Doughnut Dolls

A sister historical fiction writer lamented that she researches for hours just to get a meal right. I’ve heard experts say just write the story, and don’t let the research get in the way; that’s work for the second draft.

Although I can go down a rabbit hole with research, I can’t imagine spending hours and hours in straight research. At the same time, getting details correct, stops me in my “story” tracks.

I’m more of a hodgepodge of research/write/research/write/revise. When I’m really in the zone, ideas come from the things I hear and see around me.

Some time ago I heard a piece on our local public radio station about Doughnut Dolls during WWII. The piece was a new, fascinating tidbit of information, right down to the old spelling of doughnut (not the familiar “donut.”) The image of Doughnut Dolls, dressed prim and proper, almost like business women rolling carts to the troops stationed at the front stuck with me.

Doughnut Dolls must be in my next novel.

As you can imagine, Doughnut Dolls didn’t particularly like their nickname. They were members of the Salvation Army, doing their part to support the War efforts with good wholesome fun.

With a little research, I found Doughnut Lassies began their mobile canteen work during WWI. Dressed in skirts and hosiery, these women ventured to the front lines to give soldiers a taste of home. I suppose some troops called them “Dolls.” “Lassies” sounds like a British term to me.

Armed with not much more than a .45 handgun and a helmet, these women used empty wine bottles or shell casings for rolling pins and empty condensed milk cans for doughnut cutters.
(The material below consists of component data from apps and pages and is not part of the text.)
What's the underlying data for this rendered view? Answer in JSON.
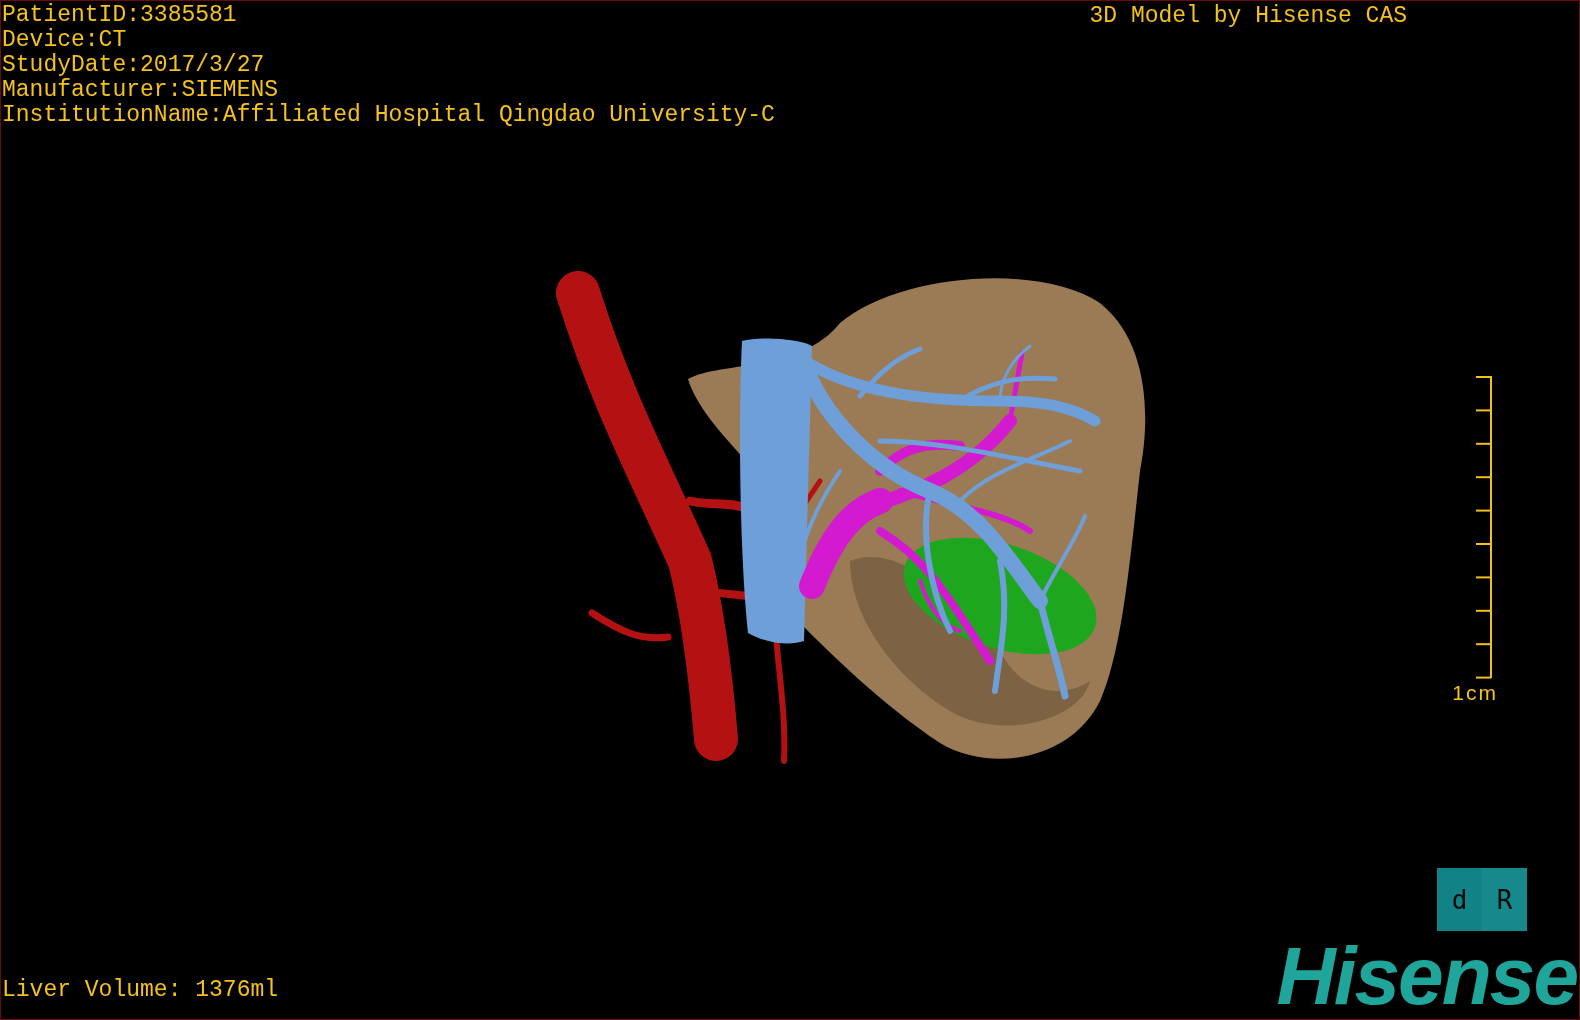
{
  "info_lines": [
    "PatientID:3385581",
    "Device:CT",
    "StudyDate:2017/3/27",
    "Manufacturer:SIEMENS",
    "InstitutionName:Affiliated Hospital Qingdao University-C"
  ],
  "credit": "3D Model by Hisense CAS",
  "scale_bar": {
    "label": "1cm"
  },
  "orientation_cube": {
    "faces": [
      "d",
      "R"
    ]
  },
  "liver_volume": "Liver Volume: 1376ml",
  "logo": "Hisense"
}
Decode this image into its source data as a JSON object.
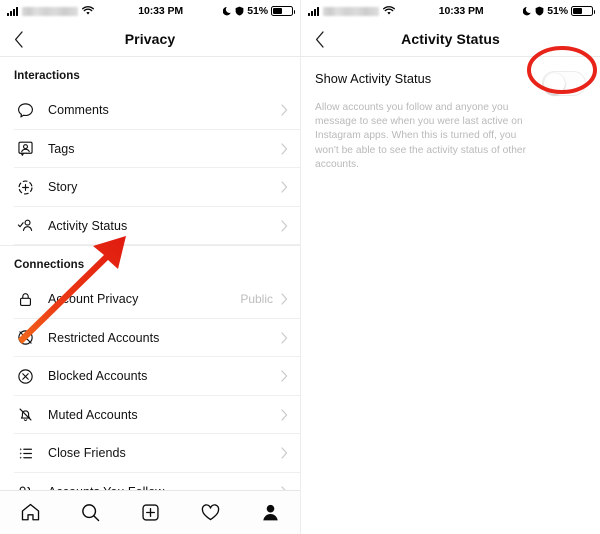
{
  "status_bar": {
    "carrier": "",
    "time": "10:33 PM",
    "battery_percent": "51%",
    "icons": [
      "signal-bars-icon",
      "wifi-icon",
      "do-not-disturb-moon-icon",
      "lock-rotation-icon",
      "battery-icon"
    ]
  },
  "left_panel": {
    "nav": {
      "back_label": "‹",
      "title": "Privacy"
    },
    "sections": [
      {
        "header": "Interactions",
        "rows": [
          {
            "label": "Comments",
            "icon": "comment-bubble-icon",
            "value": ""
          },
          {
            "label": "Tags",
            "icon": "tag-photo-icon",
            "value": ""
          },
          {
            "label": "Story",
            "icon": "story-plus-circle-icon",
            "value": ""
          },
          {
            "label": "Activity Status",
            "icon": "activity-status-person-check-icon",
            "value": ""
          }
        ]
      },
      {
        "header": "Connections",
        "rows": [
          {
            "label": "Account Privacy",
            "icon": "lock-icon",
            "value": "Public"
          },
          {
            "label": "Restricted Accounts",
            "icon": "restricted-person-icon",
            "value": ""
          },
          {
            "label": "Blocked Accounts",
            "icon": "blocked-x-circle-icon",
            "value": ""
          },
          {
            "label": "Muted Accounts",
            "icon": "muted-bell-icon",
            "value": ""
          },
          {
            "label": "Close Friends",
            "icon": "close-friends-list-icon",
            "value": ""
          },
          {
            "label": "Accounts You Follow",
            "icon": "people-follow-icon",
            "value": ""
          }
        ]
      }
    ],
    "tabbar": [
      {
        "name": "home-icon",
        "active": false
      },
      {
        "name": "search-icon",
        "active": false
      },
      {
        "name": "add-post-icon",
        "active": false
      },
      {
        "name": "activity-heart-icon",
        "active": false
      },
      {
        "name": "profile-icon",
        "active": true
      }
    ]
  },
  "right_panel": {
    "nav": {
      "back_label": "‹",
      "title": "Activity Status"
    },
    "setting": {
      "title": "Show Activity Status",
      "description": "Allow accounts you follow and anyone you message to see when you were last active on Instagram apps. When this is turned off, you won't be able to see the activity status of other accounts.",
      "toggle_state": "off"
    }
  },
  "annotations": {
    "accent_color": "#e8231a",
    "arrow": {
      "name": "red-arrow-pointing-to-activity-status"
    },
    "ellipse": {
      "name": "red-ellipse-highlighting-toggle"
    }
  }
}
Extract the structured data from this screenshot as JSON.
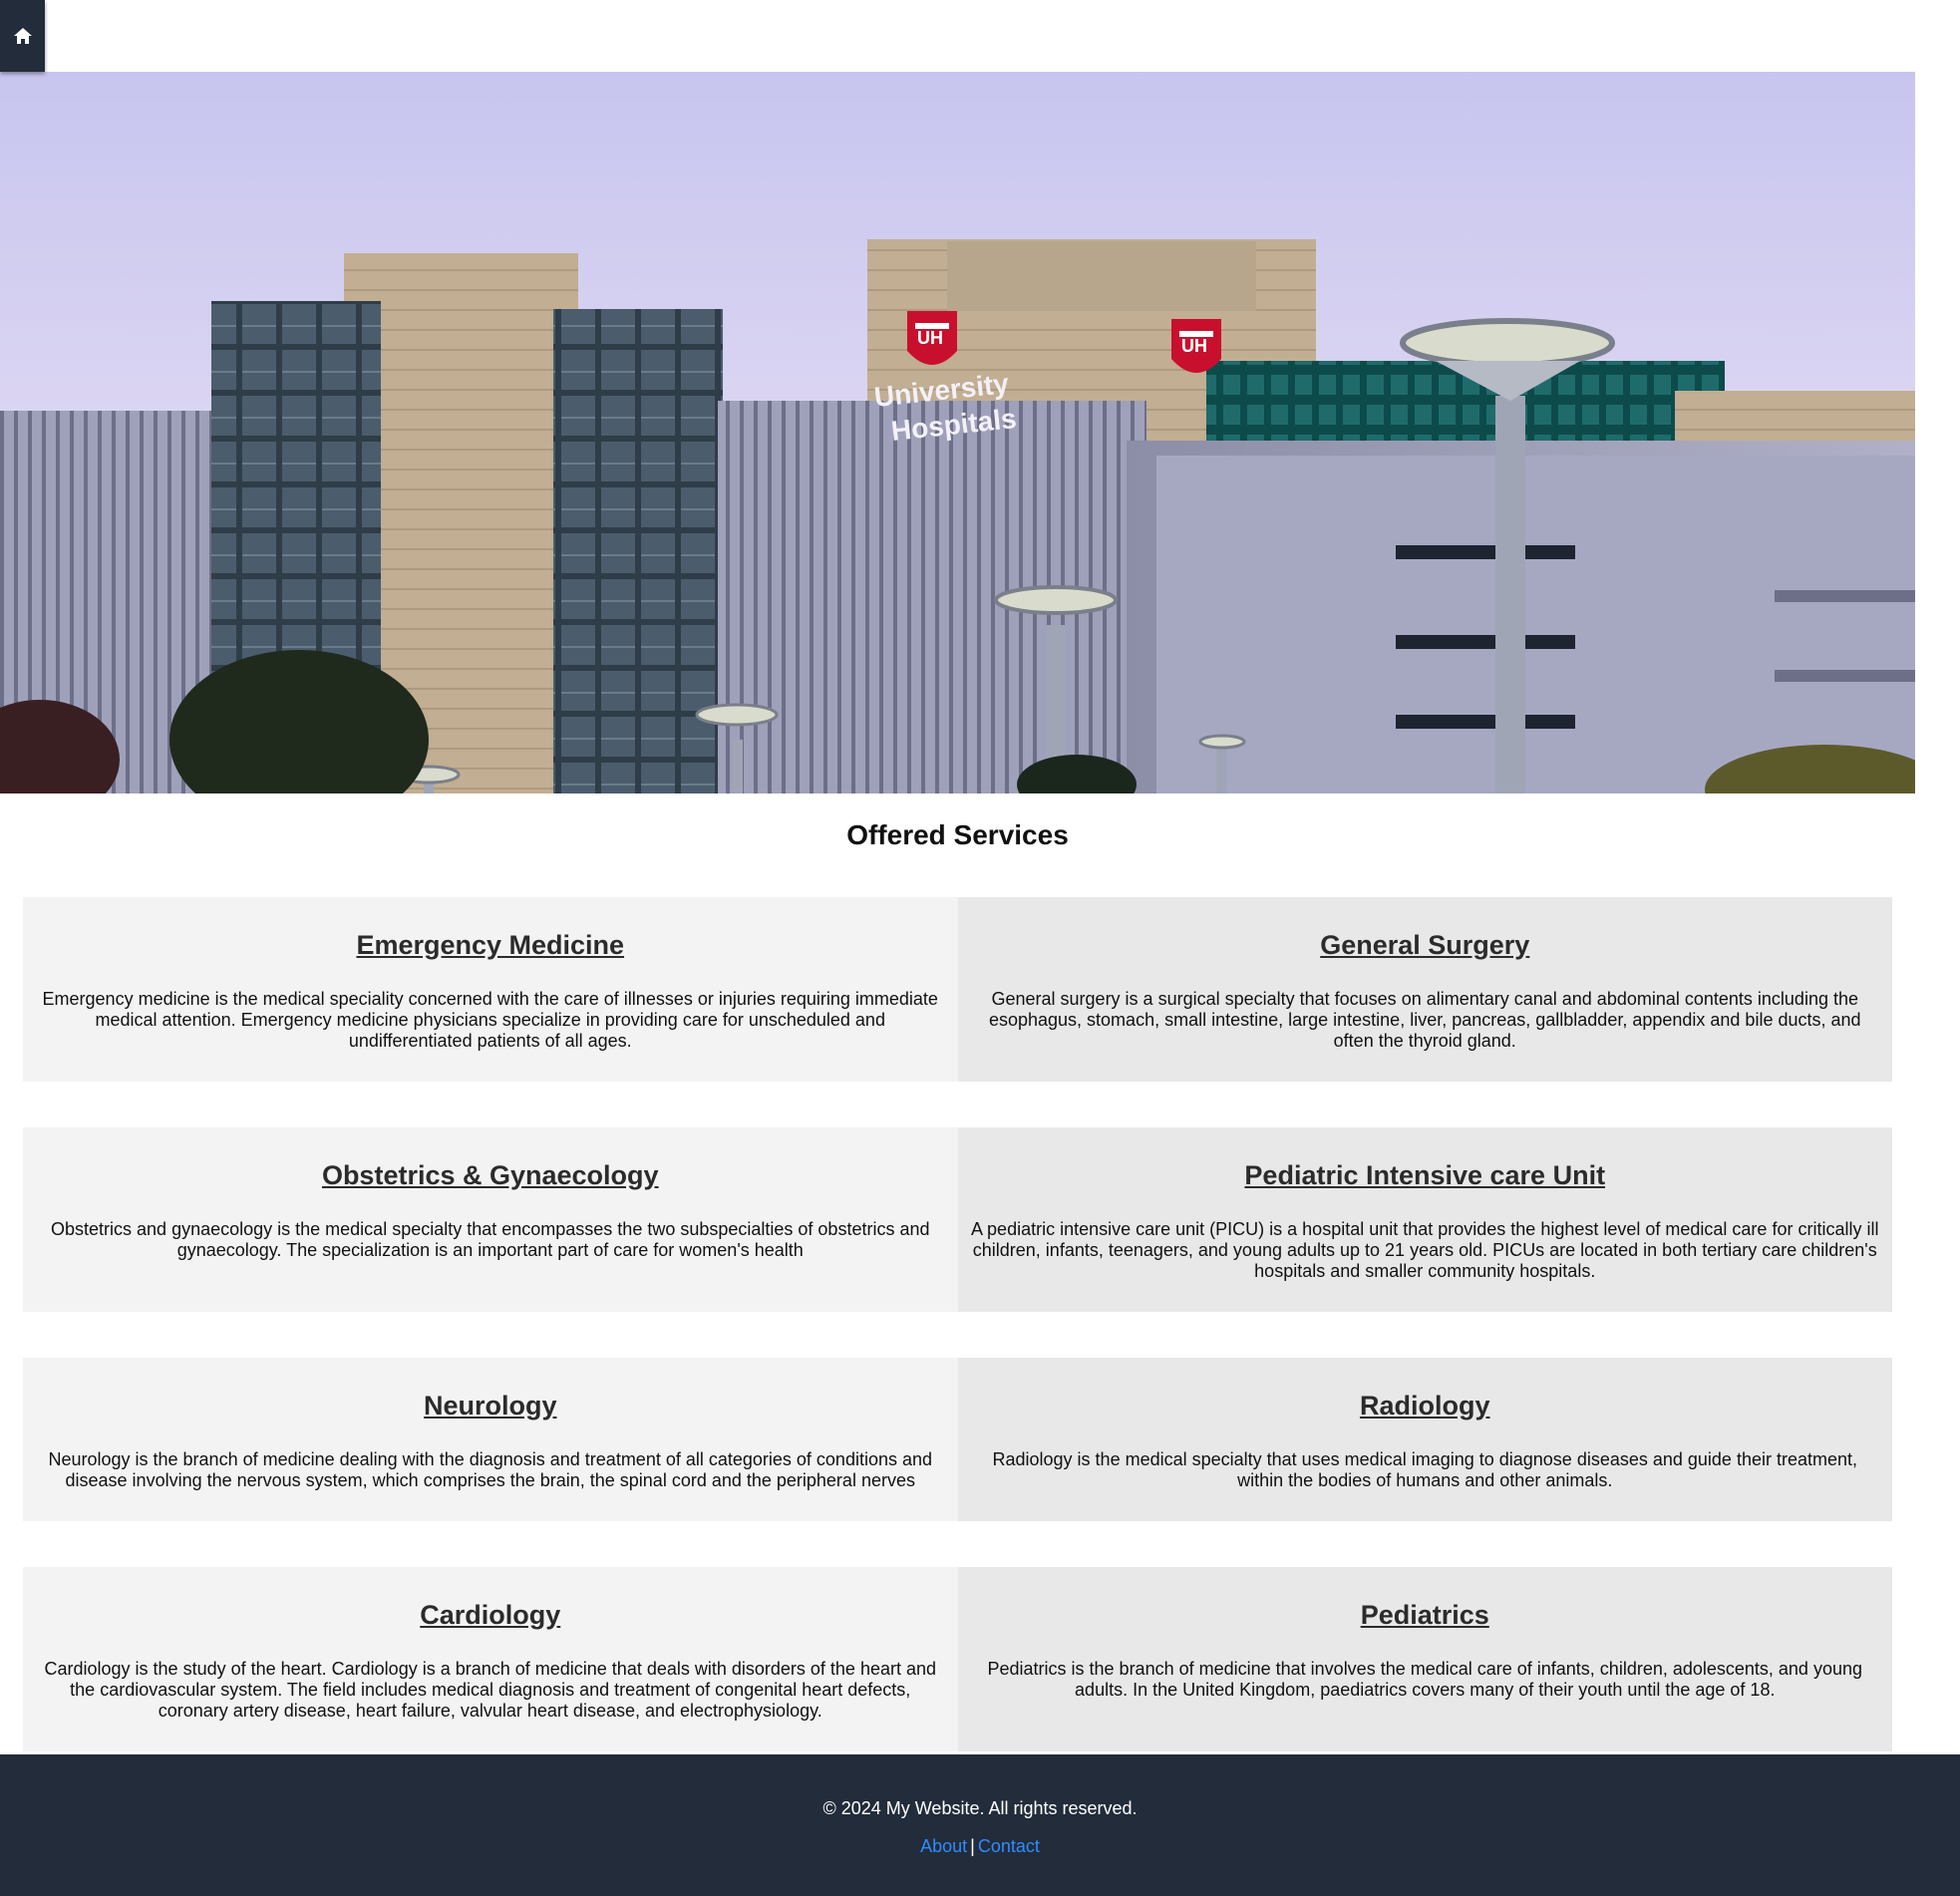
{
  "nav": {
    "home_icon": "home-icon"
  },
  "hero": {
    "image_alt": "University Hospitals building",
    "sign_line1": "University",
    "sign_line2": "Hospitals",
    "logo_text": "UH"
  },
  "services": {
    "title": "Offered Services",
    "rows": [
      [
        {
          "title": "Emergency Medicine",
          "desc": "Emergency medicine is the medical speciality concerned with the care of illnesses or injuries requiring immediate medical attention. Emergency medicine physicians specialize in providing care for unscheduled and undifferentiated patients of all ages."
        },
        {
          "title": "General Surgery",
          "desc": "General surgery is a surgical specialty that focuses on alimentary canal and abdominal contents including the esophagus, stomach, small intestine, large intestine, liver, pancreas, gallbladder, appendix and bile ducts, and often the thyroid gland."
        }
      ],
      [
        {
          "title": "Obstetrics & Gynaecology",
          "desc": "Obstetrics and gynaecology is the medical specialty that encompasses the two subspecialties of obstetrics and gynaecology. The specialization is an important part of care for women's health"
        },
        {
          "title": "Pediatric Intensive care Unit",
          "desc": "A pediatric intensive care unit (PICU) is a hospital unit that provides the highest level of medical care for critically ill children, infants, teenagers, and young adults up to 21 years old. PICUs are located in both tertiary care children's hospitals and smaller community hospitals."
        }
      ],
      [
        {
          "title": "Neurology",
          "desc": "Neurology is the branch of medicine dealing with the diagnosis and treatment of all categories of conditions and disease involving the nervous system, which comprises the brain, the spinal cord and the peripheral nerves"
        },
        {
          "title": "Radiology",
          "desc": "Radiology is the medical specialty that uses medical imaging to diagnose diseases and guide their treatment, within the bodies of humans and other animals."
        }
      ],
      [
        {
          "title": "Cardiology",
          "desc": "Cardiology is the study of the heart. Cardiology is a branch of medicine that deals with disorders of the heart and the cardiovascular system. The field includes medical diagnosis and treatment of congenital heart defects, coronary artery disease, heart failure, valvular heart disease, and electrophysiology."
        },
        {
          "title": "Pediatrics",
          "desc": "Pediatrics is the branch of medicine that involves the medical care of infants, children, adolescents, and young adults. In the United Kingdom, paediatrics covers many of their youth until the age of 18."
        }
      ]
    ]
  },
  "footer": {
    "copyright": "© 2024 My Website. All rights reserved.",
    "about": "About",
    "separator": "|",
    "contact": "Contact"
  },
  "colors": {
    "nav_bg": "#222c3a",
    "footer_bg": "#222c3a",
    "link": "#2f8cff",
    "card_left": "#f3f3f3",
    "card_right": "#e8e8e8"
  }
}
The original Doughnut Dolls fried up the doughnut in a helmet filled with hot lard.

..a 20-year-old woman named Stella Young, recounted her time … when firing was so intense that the Salvation Army supply wagons couldn’t reach them. At one point a piece of shrapnel ripped through their tent and tore through a donut pan just when she’d stepped away from the stove for another ingredient, Young told the Daily Boston Globe years later. 


By WWII, the Doughnut Girls had a little more protection with a mobile canteen.

Salvation Army photo

When I heard this story, I knew I had to incorporate a Doughnut Doll into my story somehow. Would Dallas fall in love with a Doughnut Doll? Would Eldie save a Doughnut Doll from shrapnel?

One thing is certain, my characters will develop a new appreciation for the bravery of women.

My favorite part of writing is the new things I learn.

Interested in making Doughnuts (not donuts?) Here’s the recipe the Dolls used:


5 C flour
2 C sugar
5 tsp. baking powder
1 ‘saltspoon’ salt (1/4 tsp.)
2 eggs
1 3/4 C milk
1 tub lard


Combine all ingredients (except for lard) to make dough.
Thoroughly knead dough, roll smooth, and cut into rings that are less than 1/4 inch thick. (When finding items to cut out donut circles, be creative. Donut Dolls used whatever they could find, from baking powder cans to coffee percolator tubes.)
Drop the rings into the lard, making sure the fat is hot enough to brown the donuts gradually. Turn the donuts slowly several times.
When browned, remove donuts and allow excess fat to drip off.
Dust with powdered sugar. Let cool and enjoy.

Yield: 4 dozen donuts

Let me know how they taste.